Another expansion of County Road 39 in Southampton is planned to reduce congestion on the South Fork.
The plan is to add a second eastbound lane to the 1.5-mile stretch between North Sea Road and Montauk Highway, and improve some of the intersections along the way.
County Executive Steve Levy, R-Bayport, announced the $4.5 million project during a press conference held at the side of County Road 39 on Friday, along with county planners and Legislator Jay Schneiderman, I-Montauk, the .
“This is our latest feature in our plan to expand our gateway to the South Fork,” Levy said Friday. “There is nothing that frustrates out residents more than having to sit in traffic unnecessarily.” He estimated it would shave 40 minutes off commuters' travel time.
The county also touted improved drainage, 6-foot-wide shoulders on both sides of the road, a continuous sidewalk, crosswalks, pedestrians signals, and a pedestrian walkway and gates at the Long Island Rail Road tracks.
The previous two phases of the restructuring of County Road 39, which added an eastbound lane and continuous turning lane to the 4.5-mile stretch between Sunrise Highway and North Sea Road, were completed in 2008. The extra lane significantly reduced traffic on the corridor. During peak summer traffic, an eastbound bottleneck where Sunrise Highway became County Road 39 would back up traffic for miles. What should have been a 15-minute drive to Southampton Village would take more than an hour.
While the extra lane alleviated traffic to the village — traffic studies said 40 percent of morning commuters heading east ended their journeys there — the bottleneck was moved further east. With this new expansion, it may move once again.

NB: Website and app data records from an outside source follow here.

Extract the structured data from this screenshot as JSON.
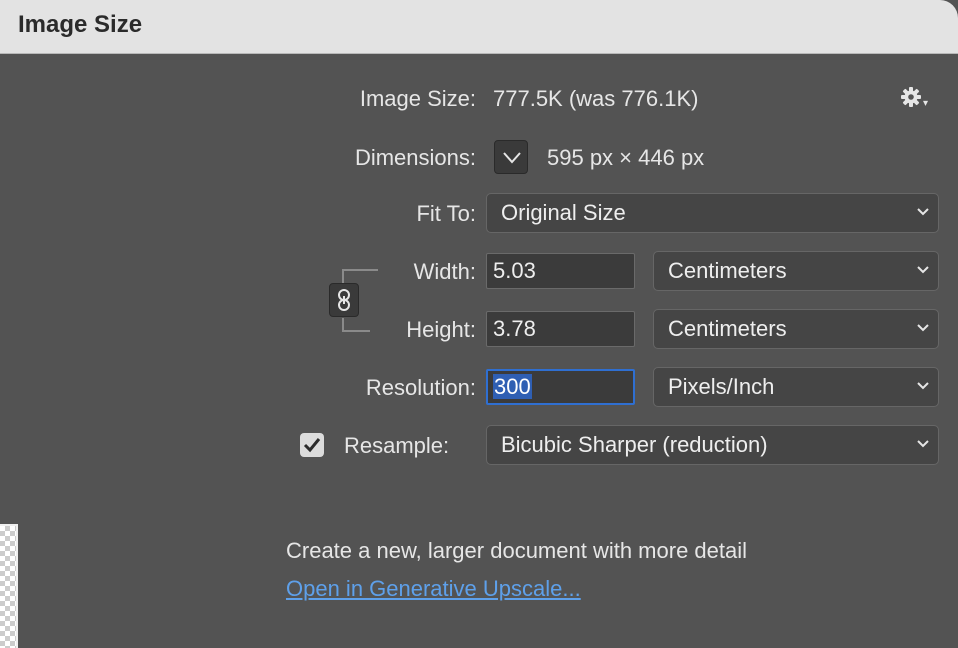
{
  "window": {
    "title": "Image Size"
  },
  "info": {
    "image_size_label": "Image Size:",
    "image_size_value": "777.5K (was 776.1K)",
    "dimensions_label": "Dimensions:",
    "dimensions_value": "595 px  ×  446 px"
  },
  "fit_to": {
    "label": "Fit To:",
    "value": "Original Size"
  },
  "width": {
    "label": "Width:",
    "value": "5.03",
    "unit": "Centimeters"
  },
  "height": {
    "label": "Height:",
    "value": "3.78",
    "unit": "Centimeters"
  },
  "resolution": {
    "label": "Resolution:",
    "value": "300",
    "unit": "Pixels/Inch"
  },
  "resample": {
    "label": "Resample:",
    "checked": true,
    "value": "Bicubic Sharper (reduction)"
  },
  "upscale": {
    "description": "Create a new, larger document with more detail",
    "link": "Open in Generative Upscale..."
  },
  "icons": {
    "settings": "gear-icon",
    "dimensions_toggle": "chevron-down-icon",
    "constrain": "chain-link-icon",
    "select_arrow": "chevron-down-icon",
    "checkbox": "checkmark-icon"
  },
  "colors": {
    "panel_bg": "#535353",
    "titlebar_bg": "#e3e3e3",
    "focus_ring": "#2f6fd1",
    "link": "#5ea0ea"
  }
}
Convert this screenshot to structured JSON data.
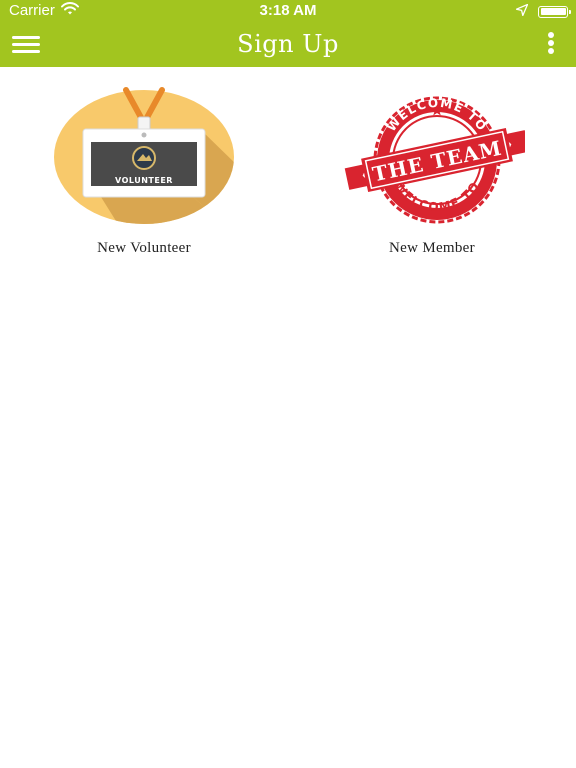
{
  "status_bar": {
    "carrier": "Carrier",
    "time": "3:18 AM",
    "wifi_icon": "wifi-icon",
    "location_icon": "location-arrow-icon",
    "battery_icon": "battery-icon"
  },
  "nav_bar": {
    "title": "Sign Up",
    "menu_icon": "hamburger-menu-icon",
    "more_icon": "vertical-more-icon",
    "background_color": "#a2c51f"
  },
  "tiles": [
    {
      "label": "New Volunteer",
      "image_text": "VOLUNTEER",
      "icon": "volunteer-badge-icon"
    },
    {
      "label": "New Member",
      "image_text_top": "WELCOME TO",
      "image_text_center": "THE TEAM",
      "image_text_bottom": "WELCOME TO",
      "icon": "welcome-stamp-icon"
    }
  ]
}
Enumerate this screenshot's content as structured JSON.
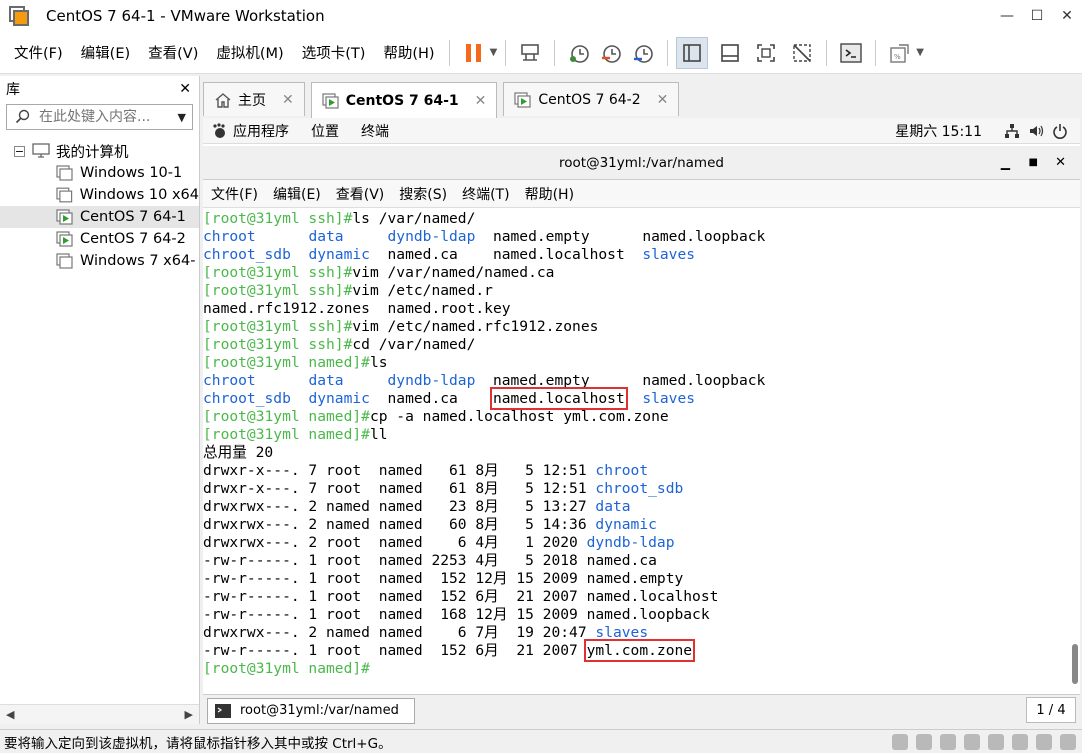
{
  "window": {
    "title": "CentOS 7 64-1 - VMware Workstation"
  },
  "menu": {
    "items": [
      "文件(F)",
      "编辑(E)",
      "查看(V)",
      "虚拟机(M)",
      "选项卡(T)",
      "帮助(H)"
    ]
  },
  "library": {
    "title": "库",
    "close": "✕",
    "search_placeholder": "在此处键入内容...",
    "root": "我的计算机",
    "vms": [
      "Windows 10-1",
      "Windows 10 x64",
      "CentOS 7 64-1",
      "CentOS 7 64-2",
      "Windows 7 x64-"
    ]
  },
  "tabs": [
    {
      "label": "主页"
    },
    {
      "label": "CentOS 7 64-1"
    },
    {
      "label": "CentOS 7 64-2"
    }
  ],
  "gnome": {
    "apps": "应用程序",
    "places": "位置",
    "terminal": "终端",
    "clock": "星期六 15:11"
  },
  "terminal": {
    "title": "root@31yml:/var/named",
    "menu": [
      "文件(F)",
      "编辑(E)",
      "查看(V)",
      "搜索(S)",
      "终端(T)",
      "帮助(H)"
    ],
    "task_label": "root@31yml:/var/named",
    "page": "1 / 4"
  },
  "lines": [
    {
      "p": "[root@31yml ssh]#",
      "t": "ls /var/named/"
    },
    {
      "s": [
        [
          "chroot      ",
          "b"
        ],
        [
          "data     ",
          "b"
        ],
        [
          "dyndb-ldap  ",
          "b"
        ],
        [
          "named.empty      named.loopback",
          ""
        ]
      ]
    },
    {
      "s": [
        [
          "chroot_sdb  ",
          "b"
        ],
        [
          "dynamic  ",
          "b"
        ],
        [
          "named.ca    named.localhost  ",
          ""
        ],
        [
          "slaves",
          "b"
        ]
      ]
    },
    {
      "p": "[root@31yml ssh]#",
      "t": "vim /var/named/named.ca"
    },
    {
      "p": "[root@31yml ssh]#",
      "t": "vim /etc/named.r"
    },
    {
      "s": [
        [
          "named.rfc1912.zones  named.root.key",
          ""
        ]
      ]
    },
    {
      "p": "[root@31yml ssh]#",
      "t": "vim /etc/named.rfc1912.zones"
    },
    {
      "p": "[root@31yml ssh]#",
      "t": "cd /var/named/"
    },
    {
      "p": "[root@31yml named]#",
      "t": "ls"
    },
    {
      "s": [
        [
          "chroot      ",
          "b"
        ],
        [
          "data     ",
          "b"
        ],
        [
          "dyndb-ldap  ",
          "b"
        ],
        [
          "named.empty      named.loopback",
          ""
        ]
      ]
    },
    {
      "s": [
        [
          "chroot_sdb  ",
          "b"
        ],
        [
          "dynamic  ",
          "b"
        ],
        [
          "named.ca    ",
          ""
        ],
        [
          "named.localhost",
          "box"
        ],
        [
          "  ",
          ""
        ],
        [
          "slaves",
          "b"
        ]
      ]
    },
    {
      "p": "[root@31yml named]#",
      "t": "cp -a named.localhost yml.com.zone"
    },
    {
      "p": "[root@31yml named]#",
      "t": "ll"
    },
    {
      "s": [
        [
          "总用量 20",
          ""
        ]
      ]
    },
    {
      "s": [
        [
          "drwxr-x---. 7 root  named   61 8月   5 12:51 ",
          ""
        ],
        [
          "chroot",
          "b"
        ]
      ]
    },
    {
      "s": [
        [
          "drwxr-x---. 7 root  named   61 8月   5 12:51 ",
          ""
        ],
        [
          "chroot_sdb",
          "b"
        ]
      ]
    },
    {
      "s": [
        [
          "drwxrwx---. 2 named named   23 8月   5 13:27 ",
          ""
        ],
        [
          "data",
          "b"
        ]
      ]
    },
    {
      "s": [
        [
          "drwxrwx---. 2 named named   60 8月   5 14:36 ",
          ""
        ],
        [
          "dynamic",
          "b"
        ]
      ]
    },
    {
      "s": [
        [
          "drwxrwx---. 2 root  named    6 4月   1 2020 ",
          ""
        ],
        [
          "dyndb-ldap",
          "b"
        ]
      ]
    },
    {
      "s": [
        [
          "-rw-r-----. 1 root  named 2253 4月   5 2018 named.ca",
          ""
        ]
      ]
    },
    {
      "s": [
        [
          "-rw-r-----. 1 root  named  152 12月 15 2009 named.empty",
          ""
        ]
      ]
    },
    {
      "s": [
        [
          "-rw-r-----. 1 root  named  152 6月  21 2007 named.localhost",
          ""
        ]
      ]
    },
    {
      "s": [
        [
          "-rw-r-----. 1 root  named  168 12月 15 2009 named.loopback",
          ""
        ]
      ]
    },
    {
      "s": [
        [
          "drwxrwx---. 2 named named    6 7月  19 20:47 ",
          ""
        ],
        [
          "slaves",
          "b"
        ]
      ]
    },
    {
      "s": [
        [
          "-rw-r-----. 1 root  named  152 6月  21 2007 ",
          ""
        ],
        [
          "yml.com.zone",
          "box"
        ]
      ]
    },
    {
      "p": "[root@31yml named]#",
      "t": ""
    }
  ],
  "status": {
    "text": "要将输入定向到该虚拟机，请将鼠标指针移入其中或按 Ctrl+G。"
  },
  "colors": {
    "prompt": "#4cb84c",
    "dir": "#1d63d8",
    "highlight": "#e03131",
    "play": "#2e9e2e"
  }
}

“There is no doubt there will be a bottleneck by , by the Princess Diner,” where County Road 39a meetings Montauk Highway, Schneiderman said. But he assured the expansion would still alleviate commuters’ pain.
“By moving that extra lane a little bit further east, I think you will give drivers more options if traffic is really backed up to get to where they are going,” he said
The total cost of all three phases is expected to amount to less than $20 million, saving $50 million compared to a previously proposed federal project that would have taken longer and required acquiring land, according to Levy’s office.
The county will seek federal reimbursement for some of the costs of the latest phase. Schneiderman said the federal government could reimburse 80 percent.
Levy said the projected completion date is prior to Memorial Day 2012, but it is partially contingent upon New York State Department of Transportation approvals, and the anticipated start date of post-Labor Day 2011.
Years from now the County Road 39 improvement would be looked back on as a major accomplishment of his administration and the legislature, Levy said. “It really does have an impact on people’s quality of life.”
Schneiderman said an additional benefit of the expansion is that it will make it easier to evacuate the South Fork in the event of a disaster.
East of County Road 39, the only major corridor is Montauk Highway, which, for most of its length to Montauk Point, has just one eastbound lane and one westbound lane. It is also a state road, and the county has no power to expand it.
“That state has always been loathe to do any kind of expansion out here,” Levy said. He also pointed out that Montauk Highway has a downtown feel that an extra lane could disrupt, while County Road 39 does not.
Schneiderman said he would like to a see an additional westbound lane added to the 1.5-mile stretch of County Road 39 — but that’s it.
“I don’t favor any additional widening beyond that point,” he said. “I don’t want to see it widen into Water Mill.”